That's according to Scott Cutler, CEO of StockX, an online marketplace that sells everything from limited-edition pairs of Nike LeBrons to hoodies from Fear of God to videogame consoles. The business operates as a middleman between buyers and sellers of apparel and collectible items, which it authenticates before shipping. The company's offerings appeal to a core consumer base of Millennials and Gen Z-ers; three-quarters of its user base is under the age of 35.
One of the fortunate companies to see a surge in demand during the Covid-19 pandemic, StockX recently raised $255 million in a funding round that valued the company at $3.8 billion. During an Inc. Real Talk conversation on Wednesday, Cutler, who took the reins of StockX in 2019, shared some insights on the future of e-commerce, as he sees it.
Consumers have more price-setting power
The rise of live marketplaces like eBay and StubHub has left consumers accustomed to controlling the value of products. It's up to them to decide whether $700 is a fair price for a pair of limited-edition Yeezy sneakers, according to Cutler.
"There's a new power in the consumer," said Cutler. He added that there's also a shift in behavior from brands and how they're releasing new products. Brands are increasingly embarking on collaborations and limited releases that increase the value of certain products, while consumers are treating collectibles like sneakers or trading cards as investments.
"They're looking at this as an asset class that they can not only consume but that they can trade and that will increase in value over time, which creates this flywheel opportunity and a real dynamic marketplace experience," Cutler said.
Consumers want a direct relationship with brands
Interaction between customers and brands on social media has increased as a result of the pandemic, according to Cutler, who said he's also seeing significant shifts in the way some of the biggest brands in the world are approaching their customers.
Brands must now think about how to reach customers in new digital formats, and also figure out how to get customers to interact with them multiple times, he said. "It's shifting away from traditional retail channels and into a more dynamic experience where retail is going to continue to be a component, but increasingly digital experiences are replacing the physical world," Cutler said.
Product experience trumps marketing
Rather than put all their energy into marketing, businesses should focus more on their product experience, according to Cutler. "All the marketing in the world doesn't really matter if the product experience isn't differentiated," he said. For StockX, making the product experience great meant adding the ability for consumers to trade and profit from the products.

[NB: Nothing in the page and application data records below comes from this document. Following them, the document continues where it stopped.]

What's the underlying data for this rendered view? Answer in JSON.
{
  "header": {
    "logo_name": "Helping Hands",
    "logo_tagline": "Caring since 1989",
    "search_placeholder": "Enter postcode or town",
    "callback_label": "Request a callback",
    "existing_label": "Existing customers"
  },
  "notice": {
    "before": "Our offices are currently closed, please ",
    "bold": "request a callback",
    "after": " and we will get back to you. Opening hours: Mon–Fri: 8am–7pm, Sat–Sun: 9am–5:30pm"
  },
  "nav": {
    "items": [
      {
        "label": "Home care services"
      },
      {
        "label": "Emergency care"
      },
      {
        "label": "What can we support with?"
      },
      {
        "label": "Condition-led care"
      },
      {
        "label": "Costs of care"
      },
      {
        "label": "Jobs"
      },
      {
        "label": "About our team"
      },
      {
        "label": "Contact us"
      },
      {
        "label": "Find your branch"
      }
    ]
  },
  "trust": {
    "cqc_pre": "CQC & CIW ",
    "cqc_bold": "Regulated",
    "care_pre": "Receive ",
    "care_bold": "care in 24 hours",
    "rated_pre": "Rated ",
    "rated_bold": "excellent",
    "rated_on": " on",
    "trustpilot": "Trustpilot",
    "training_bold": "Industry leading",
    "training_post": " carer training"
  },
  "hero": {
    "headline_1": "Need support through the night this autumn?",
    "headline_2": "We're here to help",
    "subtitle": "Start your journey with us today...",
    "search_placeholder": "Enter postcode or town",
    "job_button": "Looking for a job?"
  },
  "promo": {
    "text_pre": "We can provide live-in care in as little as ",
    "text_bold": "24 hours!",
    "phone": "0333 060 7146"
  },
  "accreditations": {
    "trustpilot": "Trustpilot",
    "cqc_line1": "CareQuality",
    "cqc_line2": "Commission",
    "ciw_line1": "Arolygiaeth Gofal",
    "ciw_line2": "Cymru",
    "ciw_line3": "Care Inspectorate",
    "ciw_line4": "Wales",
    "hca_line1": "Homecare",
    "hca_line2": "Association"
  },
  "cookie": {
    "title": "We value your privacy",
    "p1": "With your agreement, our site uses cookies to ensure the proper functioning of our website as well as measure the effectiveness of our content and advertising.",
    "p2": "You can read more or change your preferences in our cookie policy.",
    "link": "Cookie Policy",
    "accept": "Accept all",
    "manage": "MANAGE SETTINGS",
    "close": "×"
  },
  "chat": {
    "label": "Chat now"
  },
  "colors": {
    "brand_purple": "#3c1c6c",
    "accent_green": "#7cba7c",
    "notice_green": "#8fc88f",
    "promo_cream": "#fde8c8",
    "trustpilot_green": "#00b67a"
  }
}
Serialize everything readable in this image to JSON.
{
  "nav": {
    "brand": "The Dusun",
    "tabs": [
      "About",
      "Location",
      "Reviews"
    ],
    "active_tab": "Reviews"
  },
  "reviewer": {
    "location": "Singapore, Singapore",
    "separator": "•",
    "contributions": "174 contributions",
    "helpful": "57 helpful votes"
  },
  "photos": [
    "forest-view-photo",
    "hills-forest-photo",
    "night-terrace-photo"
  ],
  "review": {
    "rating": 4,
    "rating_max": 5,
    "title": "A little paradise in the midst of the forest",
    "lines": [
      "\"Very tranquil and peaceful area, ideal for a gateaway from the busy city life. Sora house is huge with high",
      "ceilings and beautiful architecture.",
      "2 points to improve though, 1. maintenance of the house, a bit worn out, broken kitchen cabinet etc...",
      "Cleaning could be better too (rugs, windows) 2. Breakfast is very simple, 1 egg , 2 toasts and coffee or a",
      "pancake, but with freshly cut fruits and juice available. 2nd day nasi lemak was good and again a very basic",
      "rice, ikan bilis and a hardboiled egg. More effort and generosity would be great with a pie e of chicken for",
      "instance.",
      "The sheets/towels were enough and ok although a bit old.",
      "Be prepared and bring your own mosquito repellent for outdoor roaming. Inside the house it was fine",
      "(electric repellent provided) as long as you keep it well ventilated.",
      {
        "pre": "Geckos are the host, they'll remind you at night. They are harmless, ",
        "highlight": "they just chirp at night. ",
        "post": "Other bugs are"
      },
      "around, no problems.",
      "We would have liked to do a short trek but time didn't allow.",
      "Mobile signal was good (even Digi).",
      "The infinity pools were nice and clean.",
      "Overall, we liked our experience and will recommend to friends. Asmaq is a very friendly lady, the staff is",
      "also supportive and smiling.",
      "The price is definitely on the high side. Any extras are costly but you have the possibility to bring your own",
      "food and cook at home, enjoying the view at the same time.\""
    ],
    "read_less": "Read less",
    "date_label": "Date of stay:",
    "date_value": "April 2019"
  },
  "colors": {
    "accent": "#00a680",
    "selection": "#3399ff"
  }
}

"At first, it was about access--access to a product you couldn't get in a retail setting," Cutler said. "Now it's, 'Can you provide an opportunity for trading that asset and unlocking the economic opportunity associated with an asset class that can be traded digitally and not physically?' That's certainly a big part of our future as a platform."